[Opening Supplied data section]

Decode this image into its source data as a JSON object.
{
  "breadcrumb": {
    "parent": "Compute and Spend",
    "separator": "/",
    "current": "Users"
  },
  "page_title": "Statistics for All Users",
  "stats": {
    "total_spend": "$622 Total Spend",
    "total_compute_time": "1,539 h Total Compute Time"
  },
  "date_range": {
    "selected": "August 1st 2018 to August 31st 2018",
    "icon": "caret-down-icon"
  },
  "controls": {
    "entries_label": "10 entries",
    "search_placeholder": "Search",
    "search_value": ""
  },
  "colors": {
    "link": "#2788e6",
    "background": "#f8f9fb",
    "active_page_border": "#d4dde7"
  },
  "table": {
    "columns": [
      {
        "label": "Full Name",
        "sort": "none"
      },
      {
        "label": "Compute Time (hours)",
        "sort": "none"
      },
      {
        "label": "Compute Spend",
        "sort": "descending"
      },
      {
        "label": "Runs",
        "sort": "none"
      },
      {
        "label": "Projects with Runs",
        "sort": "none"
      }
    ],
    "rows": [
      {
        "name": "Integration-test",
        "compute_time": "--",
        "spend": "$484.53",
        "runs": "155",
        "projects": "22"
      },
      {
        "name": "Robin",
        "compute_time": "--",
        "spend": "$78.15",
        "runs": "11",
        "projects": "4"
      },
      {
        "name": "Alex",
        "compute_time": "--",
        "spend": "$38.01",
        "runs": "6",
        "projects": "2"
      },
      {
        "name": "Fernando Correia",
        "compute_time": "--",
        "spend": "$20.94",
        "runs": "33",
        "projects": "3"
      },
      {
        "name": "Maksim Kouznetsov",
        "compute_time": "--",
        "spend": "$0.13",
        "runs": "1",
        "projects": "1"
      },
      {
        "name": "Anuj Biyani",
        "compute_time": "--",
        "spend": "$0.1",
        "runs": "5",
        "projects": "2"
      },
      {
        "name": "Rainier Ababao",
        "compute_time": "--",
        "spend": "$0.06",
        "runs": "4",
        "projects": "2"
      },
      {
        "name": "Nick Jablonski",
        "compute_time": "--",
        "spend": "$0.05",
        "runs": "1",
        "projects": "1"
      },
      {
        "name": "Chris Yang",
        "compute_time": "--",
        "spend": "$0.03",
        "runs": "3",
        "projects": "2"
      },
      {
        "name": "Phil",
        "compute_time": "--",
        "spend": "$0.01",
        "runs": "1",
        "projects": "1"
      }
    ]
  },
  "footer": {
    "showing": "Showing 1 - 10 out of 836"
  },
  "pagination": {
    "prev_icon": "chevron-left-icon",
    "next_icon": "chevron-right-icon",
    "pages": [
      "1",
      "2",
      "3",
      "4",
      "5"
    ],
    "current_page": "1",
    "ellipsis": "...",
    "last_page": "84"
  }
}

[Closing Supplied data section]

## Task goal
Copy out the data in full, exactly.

## Response
Decode this image into its source data as a JSON object.
{
  "breadcrumb": {
    "parent": "Compute and Spend",
    "separator": "/",
    "current": "Users"
  },
  "page_title": "Statistics for All Users",
  "stats": {
    "total_spend": "$622 Total Spend",
    "total_compute_time": "1,539 h Total Compute Time"
  },
  "date_range": {
    "selected": "August 1st 2018 to August 31st 2018",
    "icon": "caret-down-icon"
  },
  "controls": {
    "entries_label": "10 entries",
    "search_placeholder": "Search",
    "search_value": ""
  },
  "colors": {
    "link": "#2788e6",
    "background": "#f8f9fb",
    "active_page_border": "#d4dde7"
  },
  "table": {
    "columns": [
      {
        "label": "Full Name",
        "sort": "none"
      },
      {
        "label": "Compute Time (hours)",
        "sort": "none"
      },
      {
        "label": "Compute Spend",
        "sort": "descending"
      },
      {
        "label": "Runs",
        "sort": "none"
      },
      {
        "label": "Projects with Runs",
        "sort": "none"
      }
    ],
    "rows": [
      {
        "name": "Integration-test",
        "compute_time": "--",
        "spend": "$484.53",
        "runs": "155",
        "projects": "22"
      },
      {
        "name": "Robin",
        "compute_time": "--",
        "spend": "$78.15",
        "runs": "11",
        "projects": "4"
      },
      {
        "name": "Alex",
        "compute_time": "--",
        "spend": "$38.01",
        "runs": "6",
        "projects": "2"
      },
      {
        "name": "Fernando Correia",
        "compute_time": "--",
        "spend": "$20.94",
        "runs": "33",
        "projects": "3"
      },
      {
        "name": "Maksim Kouznetsov",
        "compute_time": "--",
        "spend": "$0.13",
        "runs": "1",
        "projects": "1"
      },
      {
        "name": "Anuj Biyani",
        "compute_time": "--",
        "spend": "$0.1",
        "runs": "5",
        "projects": "2"
      },
      {
        "name": "Rainier Ababao",
        "compute_time": "--",
        "spend": "$0.06",
        "runs": "4",
        "projects": "2"
      },
      {
        "name": "Nick Jablonski",
        "compute_time": "--",
        "spend": "$0.05",
        "runs": "1",
        "projects": "1"
      },
      {
        "name": "Chris Yang",
        "compute_time": "--",
        "spend": "$0.03",
        "runs": "3",
        "projects": "2"
      },
      {
        "name": "Phil",
        "compute_time": "--",
        "spend": "$0.01",
        "runs": "1",
        "projects": "1"
      }
    ]
  },
  "footer": {
    "showing": "Showing 1 - 10 out of 836"
  },
  "pagination": {
    "prev_icon": "chevron-left-icon",
    "next_icon": "chevron-right-icon",
    "pages": [
      "1",
      "2",
      "3",
      "4",
      "5"
    ],
    "current_page": "1",
    "ellipsis": "...",
    "last_page": "84"
  }
}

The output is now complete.